Have you ever related to your spouse/partner in a totally non-defensive, emotionally open way?
If you have, in that moment you and your spouse/partner were vulnerable and receptive to each other’s emotional needs/experiences. To do this, you were able to free yourself from the emotional blocks that so many men struggle with—you were unencumbered by the stereotypes and preconceived notions about masculinity that stand in the way of an authentic emotional connection.
During moments of deep emotional intimacy there is no pretense or ego at work.
Unfortunately, these non-defensive moments of connection don’t last. Like so many couples, you may cycle from patterns of emotional connection with your spouse/partner, to periods of disconnection (not necessarily total disconnection—think of connection and disconnection as running along a continuum).
Why is emotional intimacy so difficult for men to achieve and maintain?
Are men trapped in an emotional straitjacket, unable to maintain a level of intimacy required by the marital and relationship standards of the twenty-first century?
There is no easy answer to these questions–parts of this complex puzzle include genetics, developmental influences, family and culture.
The kind of intimacy desired by women (wanting men to talk more, express themselves and share feelings) often conflict with our masculine ideals. Requests for greater intimacy require that men experiment with new ways of being and relating–in order to achieve this, we may need to rethink our definition of what it means to be a man (the strong, silent type is clearly outdated).
In my work as a psychologist and couples counselor, I’ve seen firsthand how men can steer the course of their relationship destiny in a positive way. To achieve this takes ongoing vigilance and work.
Relationship Help for Men: What’s Needed for Intimacy?
For intimacy to flourish, men need to learn how to experience (and tolerate) “softer” feelings, including feelings of helplessness.
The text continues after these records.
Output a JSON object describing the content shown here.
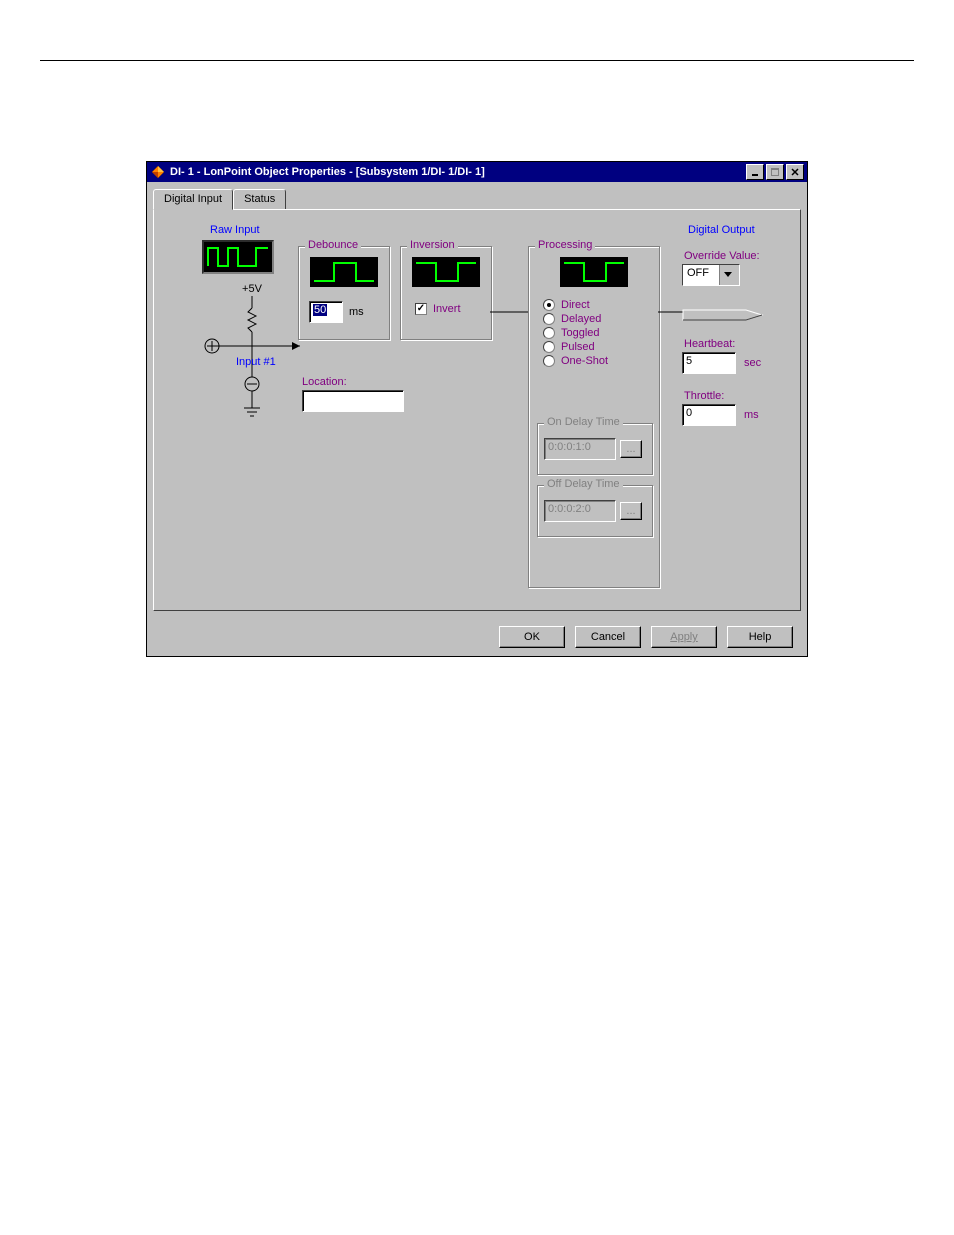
{
  "window": {
    "title": "DI- 1 - LonPoint Object Properties - [Subsystem 1/DI- 1/DI- 1]"
  },
  "tabs": {
    "t0": "Digital Input",
    "t1": "Status"
  },
  "raw_input": {
    "heading": "Raw Input",
    "voltage": "+5V",
    "input_label": "Input #1"
  },
  "debounce": {
    "title": "Debounce",
    "value": "50",
    "unit": "ms"
  },
  "inversion": {
    "title": "Inversion",
    "checkbox_label": "Invert",
    "checked": true
  },
  "location": {
    "label": "Location:",
    "value": ""
  },
  "processing": {
    "title": "Processing",
    "options": {
      "direct": "Direct",
      "delayed": "Delayed",
      "toggled": "Toggled",
      "pulsed": "Pulsed",
      "oneshot": "One-Shot"
    },
    "selected": "direct",
    "on_delay": {
      "title": "On Delay Time",
      "value": "0:0:0:1:0",
      "ellipsis": "..."
    },
    "off_delay": {
      "title": "Off Delay Time",
      "value": "0:0:0:2:0",
      "ellipsis": "..."
    }
  },
  "digital_output": {
    "heading": "Digital Output",
    "override_label": "Override Value:",
    "override_value": "OFF",
    "heartbeat_label": "Heartbeat:",
    "heartbeat_value": "5",
    "heartbeat_unit": "sec",
    "throttle_label": "Throttle:",
    "throttle_value": "0",
    "throttle_unit": "ms"
  },
  "buttons": {
    "ok": "OK",
    "cancel": "Cancel",
    "apply": "Apply",
    "help": "Help"
  }
}
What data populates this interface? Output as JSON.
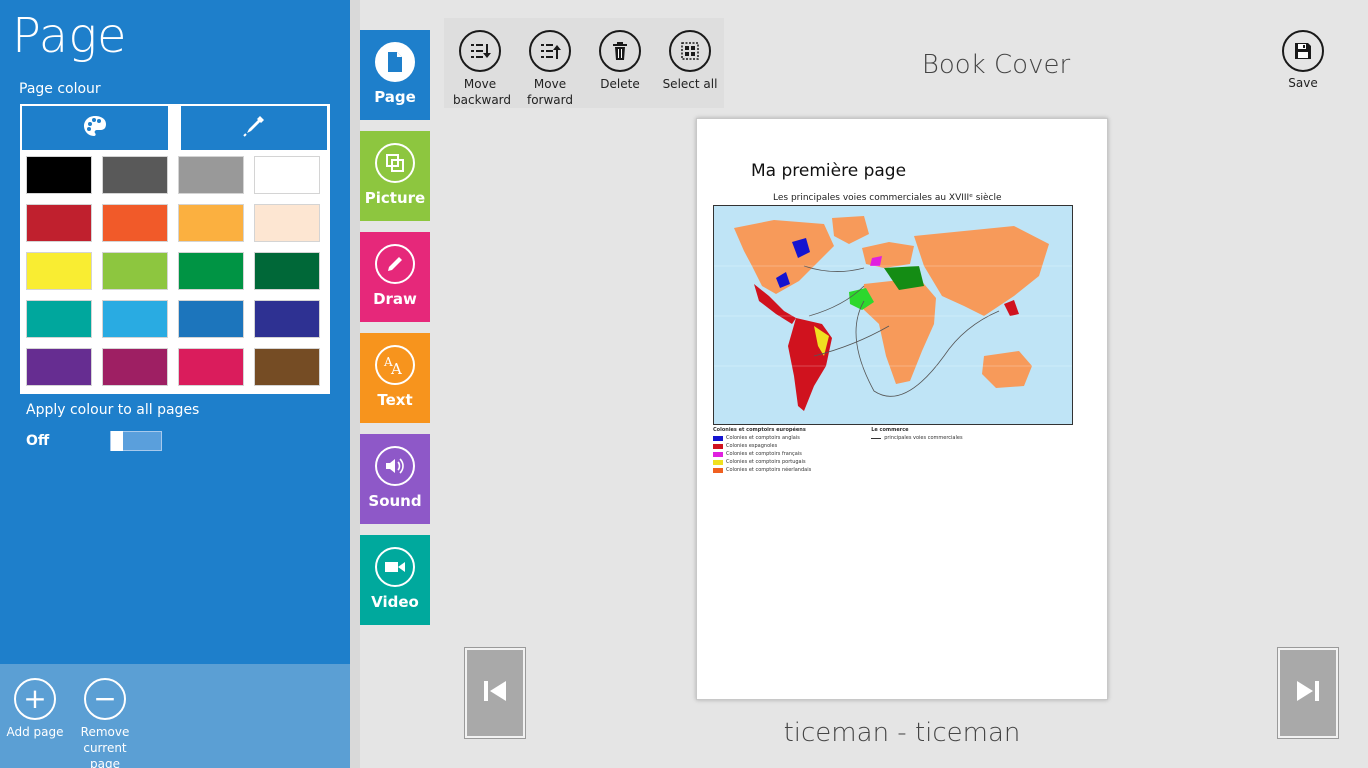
{
  "panel": {
    "title": "Page",
    "page_colour_label": "Page colour",
    "apply_label": "Apply colour to all pages",
    "toggle_state": "Off",
    "swatches": [
      "#000000",
      "#595959",
      "#999999",
      "#ffffff",
      "#c0202e",
      "#f15a29",
      "#fbb040",
      "#fde6d2",
      "#f9ed32",
      "#8dc63f",
      "#009444",
      "#006838",
      "#00a79d",
      "#29abe2",
      "#1c75bc",
      "#2e3192",
      "#662d91",
      "#9e1f63",
      "#da1c5c",
      "#754c24"
    ],
    "add_page_label": "Add page",
    "remove_page_label": "Remove current page"
  },
  "categories": [
    {
      "label": "Page",
      "color": "#1e7fcb",
      "icon": "page-icon",
      "active": true
    },
    {
      "label": "Picture",
      "color": "#8dc63f",
      "icon": "picture-icon",
      "active": false
    },
    {
      "label": "Draw",
      "color": "#e6287a",
      "icon": "pencil-icon",
      "active": false
    },
    {
      "label": "Text",
      "color": "#f7941d",
      "icon": "text-icon",
      "active": false
    },
    {
      "label": "Sound",
      "color": "#8e58c8",
      "icon": "speaker-icon",
      "active": false
    },
    {
      "label": "Video",
      "color": "#00a99d",
      "icon": "video-camera-icon",
      "active": false
    }
  ],
  "toolbar": {
    "move_backward": "Move backward",
    "move_forward": "Move forward",
    "delete": "Delete",
    "select_all": "Select all",
    "save": "Save"
  },
  "book_title": "Book Cover",
  "page": {
    "heading": "Ma première page",
    "map_caption": "Les principales voies commerciales au XVIIIᵉ siècle",
    "legend_title": "Colonies et comptoirs européens",
    "legend_trade_title": "Le commerce",
    "legend_trade_item": "principales voies commerciales",
    "legend": [
      {
        "label": "Colonies et comptoirs anglais",
        "color": "#1414d0"
      },
      {
        "label": "Colonies espagnoles",
        "color": "#d0121e"
      },
      {
        "label": "Colonies et comptoirs français",
        "color": "#e020e0"
      },
      {
        "label": "Colonies et comptoirs portugais",
        "color": "#f0e020"
      },
      {
        "label": "Colonies et comptoirs néerlandais",
        "color": "#f06020"
      }
    ]
  },
  "author": "ticeman - ticeman"
}
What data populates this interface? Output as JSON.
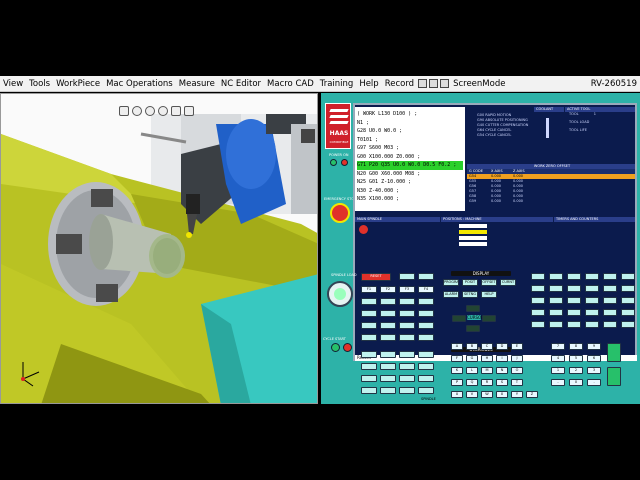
{
  "menubar": {
    "items": [
      "View",
      "Tools",
      "WorkPiece",
      "Mac Operations",
      "Measure",
      "NC Editor",
      "Macro CAD",
      "Training",
      "Help",
      "Record"
    ],
    "screenmode_label": "ScreenMode",
    "version": "RV-260519"
  },
  "controller": {
    "logo_text": "HAAS",
    "logo_sub": "COMPATIBLE",
    "program_lines": [
      "( WORK L130 D100 ) ;",
      "N1 ;",
      "G28 U0.0 W0.0 ;",
      "T0101 ;",
      "G97 S600 M03 ;",
      "G00 X100.000 Z0.000 ;",
      "G71 P20 Q35 U0.0 W0.0 D0.5 F0.2 ;",
      "N20 G00 X60.000  M08 ;",
      "N25 G01 Z-10.000 ;",
      "N30 Z-40.000 ;",
      "N35 X100.000 ;"
    ],
    "highlight_line": 6,
    "input_value": "Record",
    "active_codes": [
      "G00 RAPID MOTION",
      "G90 ABSOLUTE POSITIONING",
      "G40 CUTTER COMPENSATION",
      "G64 CYCLE CANCEL",
      "G54 CYCLE CANCEL"
    ],
    "coolant_label": "COOLANT",
    "active_tool_label": "ACTIVE TOOL",
    "tool_label": "TOOL",
    "tool_value": "1",
    "tool_load_label": "TOOL LOAD",
    "tool_life_label": "TOOL LIFE",
    "work_offset_title": "WORK ZERO OFFSET",
    "offset_headers": [
      "G CODE",
      "X AXIS",
      "Z AXIS"
    ],
    "offset_rows": [
      {
        "code": "G54",
        "x": "0.000",
        "z": "0.000"
      },
      {
        "code": "G55",
        "x": "0.000",
        "z": "0.000"
      },
      {
        "code": "G56",
        "x": "0.000",
        "z": "0.000"
      },
      {
        "code": "G57",
        "x": "0.000",
        "z": "0.000"
      },
      {
        "code": "G58",
        "x": "0.000",
        "z": "0.000"
      },
      {
        "code": "G59",
        "x": "0.000",
        "z": "0.000"
      }
    ],
    "main_spindle_title": "MAIN SPINDLE",
    "positions_title": "POSITIONS : MACHINE",
    "timers_title": "TIMERS AND COUNTERS",
    "emergency_label": "EMERGENCY STOP",
    "overrides_label": "OVERRIDES",
    "display_label": "DISPLAY",
    "cursor_label": "CURSOR",
    "spindle_label": "SPINDLE",
    "reset_label": "RESET",
    "power_on_label": "POWER ON",
    "power_off_label": "POWER OFF",
    "spindle_load_label": "SPINDLE LOAD",
    "cycle_start_label": "CYCLE START",
    "feed_hold_label": "FEED HOLD",
    "function_keys": [
      "F1",
      "F2",
      "F3",
      "F4"
    ],
    "display_keys": [
      "PROGRAM CONVRS",
      "POSIT",
      "OFFSET",
      "CURNT COMDS",
      "ALARM MESGS",
      "SETNG GRAPH",
      "HELP CALC"
    ],
    "letter_keys": [
      "A",
      "B",
      "C",
      "D",
      "E",
      "F",
      "G",
      "H",
      "I",
      "J",
      "K",
      "L",
      "M",
      "N",
      "O",
      "P",
      "Q",
      "R",
      "S",
      "T",
      "U",
      "V",
      "W",
      "X",
      "Y",
      "Z"
    ],
    "number_keys": [
      "7",
      "8",
      "9",
      "4",
      "5",
      "6",
      "1",
      "2",
      "3",
      "-",
      "0",
      "."
    ]
  },
  "viewport": {
    "toolbar_icons": [
      "home-view-icon",
      "zoom-in-icon",
      "zoom-out-icon",
      "zoom-fit-icon",
      "rotate-icon",
      "pan-icon"
    ]
  }
}
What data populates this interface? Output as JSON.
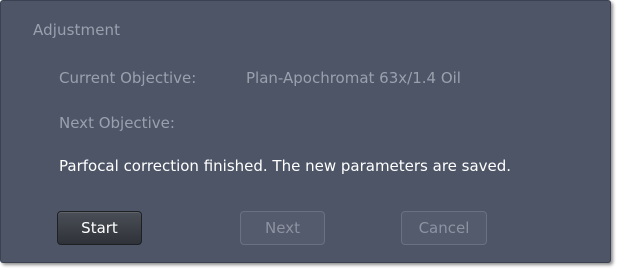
{
  "section": {
    "title": "Adjustment"
  },
  "objective": {
    "current_label": "Current Objective:",
    "current_value": "Plan-Apochromat 63x/1.4 Oil",
    "next_label": "Next Objective:",
    "next_value": ""
  },
  "status_message": "Parfocal correction finished. The new parameters are saved.",
  "buttons": {
    "start": "Start",
    "next": "Next",
    "cancel": "Cancel"
  },
  "colors": {
    "panel_background": "#4d5567",
    "muted_text": "#9aa1ae",
    "status_text": "#ffffff"
  }
}
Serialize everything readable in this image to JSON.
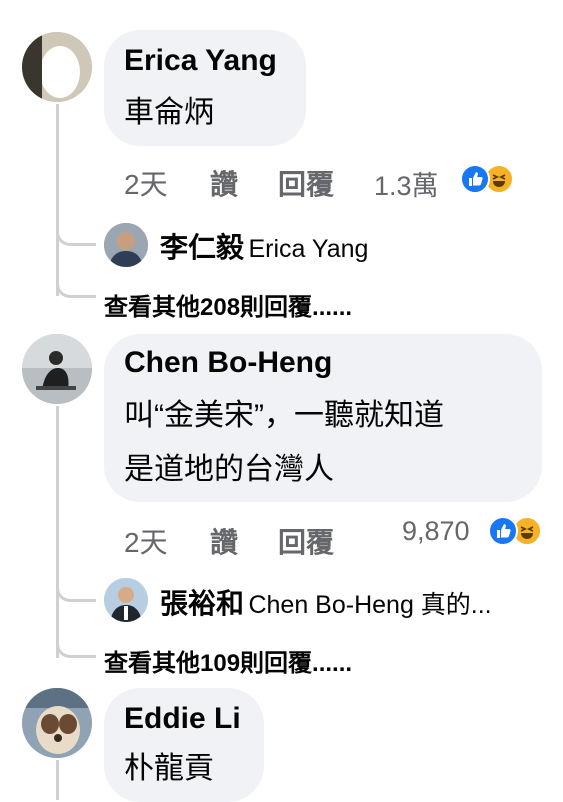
{
  "comments": [
    {
      "author": "Erica Yang",
      "text_lines": [
        "車侖炳"
      ],
      "time": "2天",
      "like_label": "讚",
      "reply_label": "回覆",
      "reaction_count": "1.3萬",
      "reactions": [
        "like-icon",
        "haha-icon"
      ],
      "reply_preview": {
        "author": "李仁毅",
        "text": "Erica Yang"
      },
      "more_replies": "查看其他208則回覆......"
    },
    {
      "author": "Chen Bo-Heng",
      "text_lines": [
        "叫“金美宋”，一聽就知道",
        "是道地的台灣人"
      ],
      "time": "2天",
      "like_label": "讚",
      "reply_label": "回覆",
      "reaction_count": "9,870",
      "reactions": [
        "like-icon",
        "haha-icon"
      ],
      "reply_preview": {
        "author": "張裕和",
        "text": "Chen Bo-Heng 真的..."
      },
      "more_replies": "查看其他109則回覆......"
    },
    {
      "author": "Eddie Li",
      "text_lines": [
        "朴龍貢"
      ]
    }
  ],
  "colors": {
    "bubble": "#f0f2f5",
    "meta_text": "#65676b",
    "thread_line": "#ced0d4",
    "like": "#1877f2",
    "haha": "#f7b125"
  }
}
Men often feel helpless when we see our wives/girlfriends upset about something and any feeling of helplessness tends to drive us into problem-solving mode, an approach that ends up frustrating our spouse/partner (in these instances problem-solving invalidates the other person’s emotional experience).
Experiencing a wider range of emotions (which includes feelings of sadness, longing, helplessness) means having the feeling without reacting in any way—without trying to immediately eradicate the feeling by fixing the situation through some form of action.
Often when men start to have these softer emotions, we react against them (because they conflict with and threaten our stoic sensibility) by becoming frustrated or angry. In order to learn how to tolerate and then fully experience these emotions, we need to literally sit with these feelings. The challenge is to become mindful of them (and how they affect our bodies), to relax our bodies (rather than tense up) and to breathe into these uncomfortable experiences.
And ultimately, we need to observe these feelings without judgment!
Today marriages and committed relationships require men to be emotionally available and supportive in ways that challenge what we’ve learned and internalized from our male role models. Many of the traits acquired in our childhoods (and our culture) are often restrictive and smothering and prevent meaningful intimacy. The challenge for men is to discover ways to hold onto the traits of masculinity that we value, while removing (or at least marginalizing) the traits that erode the intimacy we all desire.
To be in a healthy marriage/relationship you must work to understand how the traditional versions of masculinity prevent you from being a considerate, compassionate and emotionally available partner without it feeling like you are required to abandon your entire identity as a man. Let’s consider this a work in progress.